Adi Da Samraj:
by Peter Frank
Adi Da's artistic sensibility can be identified as Modernist (or perhaps neo-Modernist); his experiments with form–with the dramatic distortion and structured reorganization of perceived reality–re-examine the methods and strategies that were common parlance in the avant-garde of a half a century to a century ago. Like the Modernists he emulates, however, Adi Da has made sure to find and develop his own voice. The tradition he maintains is a tradition of the new.
Between 2000 and 2006, Adi Da worked in extended "suites" of imagery, realized through the digitally enabled elaboration of particular photographic images. The Spectra series is the most recent to include photographic imagery. Realized at the beginning of last year, the Spectra series contains not only myriad variations on various themes and compositions, but is divided into a number of sub-series that build around certain core themes and images. Leitmotifs often recur across several different sub-groupings, and figures and objects have been manipulated and collaged to establish a highly deliberate staginess, a self-evident display of possibly allegorical, possibly ritualistic performance constructed "in camera."
While working on the Spectra series, Adi Da began to investigate the process of generating form entirely without a camera, employing only the computer's own imaging programs. Soon, working "in camera" replaced working with the camera—and Adi Da's work hewed ever closer to its precedents in Modernist painting. Indeed, he came quickly to settle on a highly focused formal vocabulary, paring his shapes down to circles (or fractions thereof), squares, and triangles–the formal trinity out of which the basic language of Modernist abstraction evolved.

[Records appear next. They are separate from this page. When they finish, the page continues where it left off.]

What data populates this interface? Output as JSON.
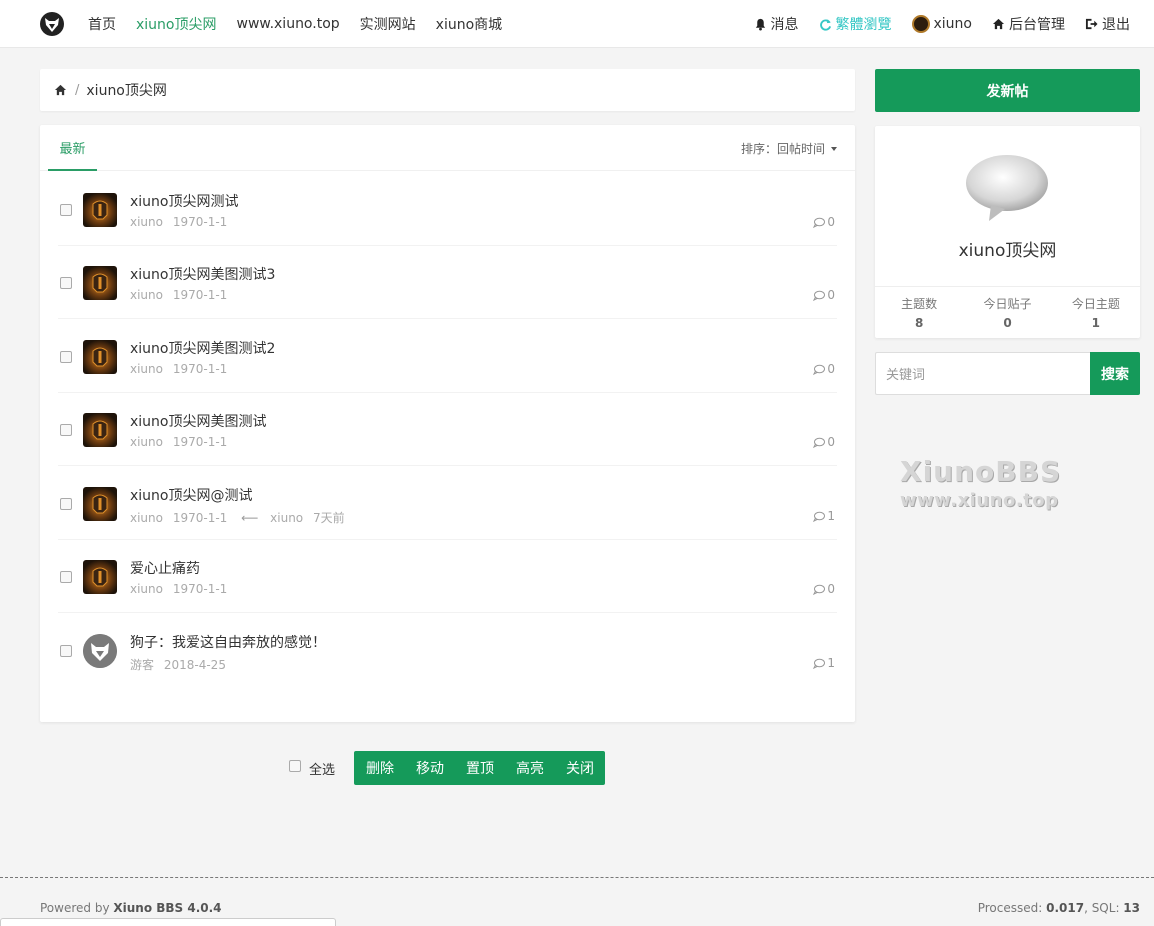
{
  "nav": {
    "links": [
      "首页",
      "xiuno顶尖网",
      "www.xiuno.top",
      "实测网站",
      "xiuno商城"
    ],
    "messages": "消息",
    "traditional": "繁體瀏覽",
    "user": "xiuno",
    "admin": "后台管理",
    "logout": "退出"
  },
  "breadcrumb": {
    "current": "xiuno顶尖网"
  },
  "tabs": {
    "latest": "最新",
    "sort_prefix": "排序：",
    "sort_value": "回帖时间"
  },
  "threads": [
    {
      "title": "xiuno顶尖网测试",
      "author": "xiuno",
      "date": "1970-1-1",
      "replies": "0",
      "avatar": "helmet"
    },
    {
      "title": "xiuno顶尖网美图测试3",
      "author": "xiuno",
      "date": "1970-1-1",
      "replies": "0",
      "avatar": "helmet"
    },
    {
      "title": "xiuno顶尖网美图测试2",
      "author": "xiuno",
      "date": "1970-1-1",
      "replies": "0",
      "avatar": "helmet"
    },
    {
      "title": "xiuno顶尖网美图测试",
      "author": "xiuno",
      "date": "1970-1-1",
      "replies": "0",
      "avatar": "helmet"
    },
    {
      "title": "xiuno顶尖网@测试",
      "author": "xiuno",
      "date": "1970-1-1",
      "last_reply_user": "xiuno",
      "last_reply_time": "7天前",
      "replies": "1",
      "avatar": "helmet"
    },
    {
      "title": "爱心止痛药",
      "author": "xiuno",
      "date": "1970-1-1",
      "replies": "0",
      "avatar": "helmet"
    },
    {
      "title": "狗子：我爱这自由奔放的感觉！",
      "author": "游客",
      "date": "2018-4-25",
      "replies": "1",
      "avatar": "logo"
    }
  ],
  "moderation": {
    "select_all": "全选",
    "actions": [
      "删除",
      "移动",
      "置顶",
      "高亮",
      "关闭"
    ]
  },
  "sidebar": {
    "new_thread": "发新帖",
    "forum_name": "xiuno顶尖网",
    "stats": [
      {
        "label": "主题数",
        "value": "8"
      },
      {
        "label": "今日贴子",
        "value": "0"
      },
      {
        "label": "今日主题",
        "value": "1"
      }
    ],
    "search_placeholder": "关键词",
    "search_button": "搜索",
    "watermark_title": "XiunoBBS",
    "watermark_url": "www.xiuno.top"
  },
  "footer": {
    "powered_prefix": "Powered by ",
    "powered_name": "Xiuno BBS 4.0.4",
    "processed_label": "Processed: ",
    "processed_value": "0.017",
    "sql_label": ", SQL: ",
    "sql_value": "13"
  },
  "colors": {
    "brand_green": "#159a5a",
    "tab_green": "#2a9d66",
    "cyan": "#35c7c5"
  }
}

It is out of this three-form vocabulary in the past year that Adi Da has formulated his vast and ever-growing Geome series.
The Geome sequences began with what may be the single most ambitious artwork Adi Da has conceived and realized digitally to date, Alberti's Window I (from Geome One). In its muralic span, Alberti's Window I traces the passage of two different measures of time simultaneously, the cycle of a day and the cycle of a week. And as such, for all its elaborate geometry, it actually represents the observation of the real world. Several more Geome series have followed on the heels of Alberti's Window, each tracing a formal and/or a metaphoric theme. The various sequences of Geome Two and Geome Three each explore even more simplified formal vocabularies, out of which manifold structures, elementary and impossibly dense by turn, are derived, while Geome Four applies the Cézannesque trinity to the realization of a more rhythmically complex visual field. In the Oculus images, Adi Da reintroduces the figure, relying on the prevailing geometry to frame and clarify the archetypal nature of the figures depicted, that is, the four stages of woman (lover, bride, mother, and widow) in relationship to family and society.
Excerpted from "Adi Da Samraj:
PETER FRANK is the Senior Curator at the Riverside Art Museum, art critic for Angeleno magazine and the LA Weekly, and past editor of Visions art quarterly. Frank contributes articles to numerous publications and has written many monographs and catalogues to one-person and group exhibitions. Frank has also organized many theme and survey shows for institutions such as the Museo Reina Sofia in Madrid, the Museum of Contemporary Religious Art in St. Louis, Otis Institute of Art and Design in Los Angeles, and the Solomon R. Guggenheim Museum in New York. Frank was the co-curator for the exhibition Transcendental Realism: The Art of Adi Da Samraj.